  use Text::Soundex;

  $code = soundex $string;    # get soundex code for a string
  @codes = soundex @list;     # get list of codes for list of strings

  # set value to be returned for strings without soundex code

  $Text::Soundex::nocode = 'Z000';


This module implements the soundex algorithm as described by Donald Knuth in Volume 3 of The Art of Computer Programming. The algorithm is intended to hash words (in particular surnames) into a small space using a simple model which approximates the sound of the word when spoken by an English speaker. Each word is reduced to a four character string, the first character being an upper case letter and the remaining three being digits.

The value returned for strings which have no soundex encoding is set in the scalar $Text::Soundex::nocode. This is initially set to undef, but many people seem to prefer an unlikely value like Z000 (how unlikely this is depends on the data set being dealt with.) Any value can be assigned to $Text::Soundex::nocode.

For backward compatibility with older versions of this module the $Text::Soundex::nocode is exported into the caller's namespace as $soundex_nocode.

In scalar context soundex returns the soundex code of its first argument, and in array context a list is returned in which each element is the soundex code for the corresponding argument passed to soundex e.g.

  @codes = soundex qw(Mike Stok);

leaves @codes containing ('M200', 'S320').


Knuth's examples of various names and the soundex codes they map to are listed below:

  Euler, Ellery -> E460
  Gauss, Ghosh -> G200
  Hilbert, Heilbronn -> H416
  Knuth, Kant -> K530
  Lloyd, Ladd -> L300
  Lukasiewicz, Lissajous -> L222


  $code = soundex 'Knuth';         # $code contains 'K530'
  @list = soundex qw(Lloyd Gauss); # @list contains 'L300', 'G200'

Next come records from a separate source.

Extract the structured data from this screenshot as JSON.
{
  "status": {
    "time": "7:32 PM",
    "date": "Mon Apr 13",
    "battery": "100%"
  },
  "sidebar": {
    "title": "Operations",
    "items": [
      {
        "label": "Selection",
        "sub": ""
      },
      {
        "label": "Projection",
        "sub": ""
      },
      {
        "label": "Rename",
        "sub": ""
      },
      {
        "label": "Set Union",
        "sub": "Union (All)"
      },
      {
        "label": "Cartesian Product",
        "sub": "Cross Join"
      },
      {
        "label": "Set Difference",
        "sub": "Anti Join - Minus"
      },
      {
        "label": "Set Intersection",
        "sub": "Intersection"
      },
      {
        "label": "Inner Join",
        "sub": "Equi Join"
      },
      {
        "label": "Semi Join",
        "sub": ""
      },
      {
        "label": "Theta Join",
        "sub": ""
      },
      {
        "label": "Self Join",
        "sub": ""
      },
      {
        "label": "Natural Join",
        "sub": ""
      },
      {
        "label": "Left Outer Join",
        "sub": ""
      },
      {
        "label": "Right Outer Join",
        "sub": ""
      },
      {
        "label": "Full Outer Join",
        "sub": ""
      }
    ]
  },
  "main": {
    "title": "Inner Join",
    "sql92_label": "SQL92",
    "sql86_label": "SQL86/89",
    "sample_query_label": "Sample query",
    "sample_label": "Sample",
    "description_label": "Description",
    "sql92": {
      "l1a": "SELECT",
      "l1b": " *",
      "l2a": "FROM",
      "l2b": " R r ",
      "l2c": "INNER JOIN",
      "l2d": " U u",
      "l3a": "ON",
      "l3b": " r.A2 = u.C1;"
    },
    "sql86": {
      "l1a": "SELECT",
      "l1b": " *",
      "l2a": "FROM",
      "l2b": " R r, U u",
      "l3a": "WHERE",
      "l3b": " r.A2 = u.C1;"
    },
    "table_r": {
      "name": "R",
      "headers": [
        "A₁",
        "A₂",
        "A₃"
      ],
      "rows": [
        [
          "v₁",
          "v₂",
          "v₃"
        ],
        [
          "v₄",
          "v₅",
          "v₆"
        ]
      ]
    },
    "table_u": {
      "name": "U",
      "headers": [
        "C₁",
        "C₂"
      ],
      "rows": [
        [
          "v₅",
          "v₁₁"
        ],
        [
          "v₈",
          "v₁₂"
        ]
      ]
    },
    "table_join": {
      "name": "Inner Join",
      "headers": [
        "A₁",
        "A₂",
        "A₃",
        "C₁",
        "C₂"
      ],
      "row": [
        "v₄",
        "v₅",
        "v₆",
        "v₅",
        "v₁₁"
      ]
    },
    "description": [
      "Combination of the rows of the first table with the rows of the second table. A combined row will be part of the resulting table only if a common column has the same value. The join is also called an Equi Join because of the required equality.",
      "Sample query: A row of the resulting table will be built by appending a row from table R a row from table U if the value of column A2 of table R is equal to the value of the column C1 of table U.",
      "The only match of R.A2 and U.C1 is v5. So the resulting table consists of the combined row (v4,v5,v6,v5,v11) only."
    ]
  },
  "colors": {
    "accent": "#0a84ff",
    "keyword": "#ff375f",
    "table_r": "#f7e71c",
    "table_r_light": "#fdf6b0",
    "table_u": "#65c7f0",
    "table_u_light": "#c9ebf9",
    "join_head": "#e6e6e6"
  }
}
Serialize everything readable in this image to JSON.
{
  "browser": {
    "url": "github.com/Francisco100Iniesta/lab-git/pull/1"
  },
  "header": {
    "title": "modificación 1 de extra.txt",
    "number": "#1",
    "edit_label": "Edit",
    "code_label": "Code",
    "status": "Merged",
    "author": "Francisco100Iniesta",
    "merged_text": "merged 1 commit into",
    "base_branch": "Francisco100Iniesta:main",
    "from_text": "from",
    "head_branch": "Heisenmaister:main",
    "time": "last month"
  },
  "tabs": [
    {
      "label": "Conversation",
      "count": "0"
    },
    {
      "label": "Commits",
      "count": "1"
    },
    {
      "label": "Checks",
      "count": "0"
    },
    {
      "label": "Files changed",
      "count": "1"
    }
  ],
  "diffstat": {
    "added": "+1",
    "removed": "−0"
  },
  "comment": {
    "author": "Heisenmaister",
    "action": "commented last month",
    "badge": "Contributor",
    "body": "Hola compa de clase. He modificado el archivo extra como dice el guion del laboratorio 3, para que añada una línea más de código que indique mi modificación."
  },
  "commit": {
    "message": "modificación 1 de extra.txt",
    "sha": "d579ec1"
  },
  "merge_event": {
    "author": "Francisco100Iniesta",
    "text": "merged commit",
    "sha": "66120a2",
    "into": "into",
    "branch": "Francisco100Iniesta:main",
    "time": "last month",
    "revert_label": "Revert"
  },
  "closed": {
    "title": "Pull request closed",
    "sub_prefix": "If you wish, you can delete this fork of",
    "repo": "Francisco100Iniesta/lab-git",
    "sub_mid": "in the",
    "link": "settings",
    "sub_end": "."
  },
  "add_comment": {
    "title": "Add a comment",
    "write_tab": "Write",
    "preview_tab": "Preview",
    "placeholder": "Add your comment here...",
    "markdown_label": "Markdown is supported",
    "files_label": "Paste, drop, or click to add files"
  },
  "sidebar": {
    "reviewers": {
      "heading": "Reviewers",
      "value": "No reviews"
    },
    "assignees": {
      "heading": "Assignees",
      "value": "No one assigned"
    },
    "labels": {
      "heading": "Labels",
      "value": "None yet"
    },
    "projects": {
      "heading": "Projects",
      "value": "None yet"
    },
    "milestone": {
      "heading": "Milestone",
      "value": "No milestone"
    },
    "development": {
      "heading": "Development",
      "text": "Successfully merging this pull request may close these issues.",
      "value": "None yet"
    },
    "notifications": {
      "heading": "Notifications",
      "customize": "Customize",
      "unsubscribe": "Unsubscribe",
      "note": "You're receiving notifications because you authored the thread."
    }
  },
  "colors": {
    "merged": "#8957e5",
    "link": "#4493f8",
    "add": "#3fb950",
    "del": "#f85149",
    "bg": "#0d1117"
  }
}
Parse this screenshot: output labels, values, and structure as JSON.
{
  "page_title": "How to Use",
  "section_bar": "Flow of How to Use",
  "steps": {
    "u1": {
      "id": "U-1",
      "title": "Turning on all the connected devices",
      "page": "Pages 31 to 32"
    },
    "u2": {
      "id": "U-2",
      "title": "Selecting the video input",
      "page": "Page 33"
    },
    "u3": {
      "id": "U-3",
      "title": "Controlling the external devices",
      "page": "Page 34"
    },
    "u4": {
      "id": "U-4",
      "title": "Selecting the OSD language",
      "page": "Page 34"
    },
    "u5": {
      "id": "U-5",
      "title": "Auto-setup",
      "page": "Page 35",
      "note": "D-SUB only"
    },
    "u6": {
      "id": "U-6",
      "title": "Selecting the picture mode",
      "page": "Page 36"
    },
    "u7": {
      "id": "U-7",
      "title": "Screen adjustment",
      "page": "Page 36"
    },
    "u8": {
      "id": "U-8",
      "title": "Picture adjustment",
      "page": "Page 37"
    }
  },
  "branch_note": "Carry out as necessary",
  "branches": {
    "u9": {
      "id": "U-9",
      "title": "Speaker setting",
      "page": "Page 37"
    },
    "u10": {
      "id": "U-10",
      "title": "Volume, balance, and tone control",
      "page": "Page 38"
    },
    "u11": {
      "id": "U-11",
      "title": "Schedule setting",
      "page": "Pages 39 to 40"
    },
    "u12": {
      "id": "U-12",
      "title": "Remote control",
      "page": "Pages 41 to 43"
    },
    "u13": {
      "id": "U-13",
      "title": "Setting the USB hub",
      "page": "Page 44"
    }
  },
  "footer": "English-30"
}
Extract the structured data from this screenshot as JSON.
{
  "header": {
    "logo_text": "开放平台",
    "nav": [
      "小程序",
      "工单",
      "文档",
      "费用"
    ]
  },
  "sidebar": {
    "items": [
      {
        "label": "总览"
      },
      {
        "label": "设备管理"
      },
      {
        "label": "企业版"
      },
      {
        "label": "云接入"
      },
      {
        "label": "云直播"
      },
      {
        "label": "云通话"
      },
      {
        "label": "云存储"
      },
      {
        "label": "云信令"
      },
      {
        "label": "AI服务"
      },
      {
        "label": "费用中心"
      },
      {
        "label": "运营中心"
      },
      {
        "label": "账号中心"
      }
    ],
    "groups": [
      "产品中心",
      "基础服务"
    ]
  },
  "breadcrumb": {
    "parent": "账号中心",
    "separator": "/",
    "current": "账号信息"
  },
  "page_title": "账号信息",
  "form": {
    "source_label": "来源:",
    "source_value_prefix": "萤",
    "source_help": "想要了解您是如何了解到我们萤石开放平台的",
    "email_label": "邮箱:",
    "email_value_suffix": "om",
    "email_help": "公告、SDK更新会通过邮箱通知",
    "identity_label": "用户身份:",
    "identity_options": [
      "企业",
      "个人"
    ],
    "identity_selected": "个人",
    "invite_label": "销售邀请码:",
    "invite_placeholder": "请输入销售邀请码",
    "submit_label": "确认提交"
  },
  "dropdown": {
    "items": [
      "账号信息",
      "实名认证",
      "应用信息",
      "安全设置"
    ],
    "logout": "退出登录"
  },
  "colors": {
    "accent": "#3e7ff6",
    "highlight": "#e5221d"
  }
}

As the soundex algorithm was originally used a long time ago in the US it considers only the English alphabet and pronunciation.

As it is mapping a large space (arbitrary length strings) onto a small space (single letter plus 3 digits) no inference can be made about the similarity of two strings which end up with the same soundex code. For example, both Hilbert and Heilbronn end up with a soundex code of H416.


This code was originally implemented by Mike Stok ( as an example of unreadable perl 4 code and refined into a library. Mark Mielke <> recast the code and made it much more speedy in 1997.

Ian Phillips ( and Rich Pinder ( supplied ideas and spotted mistakes.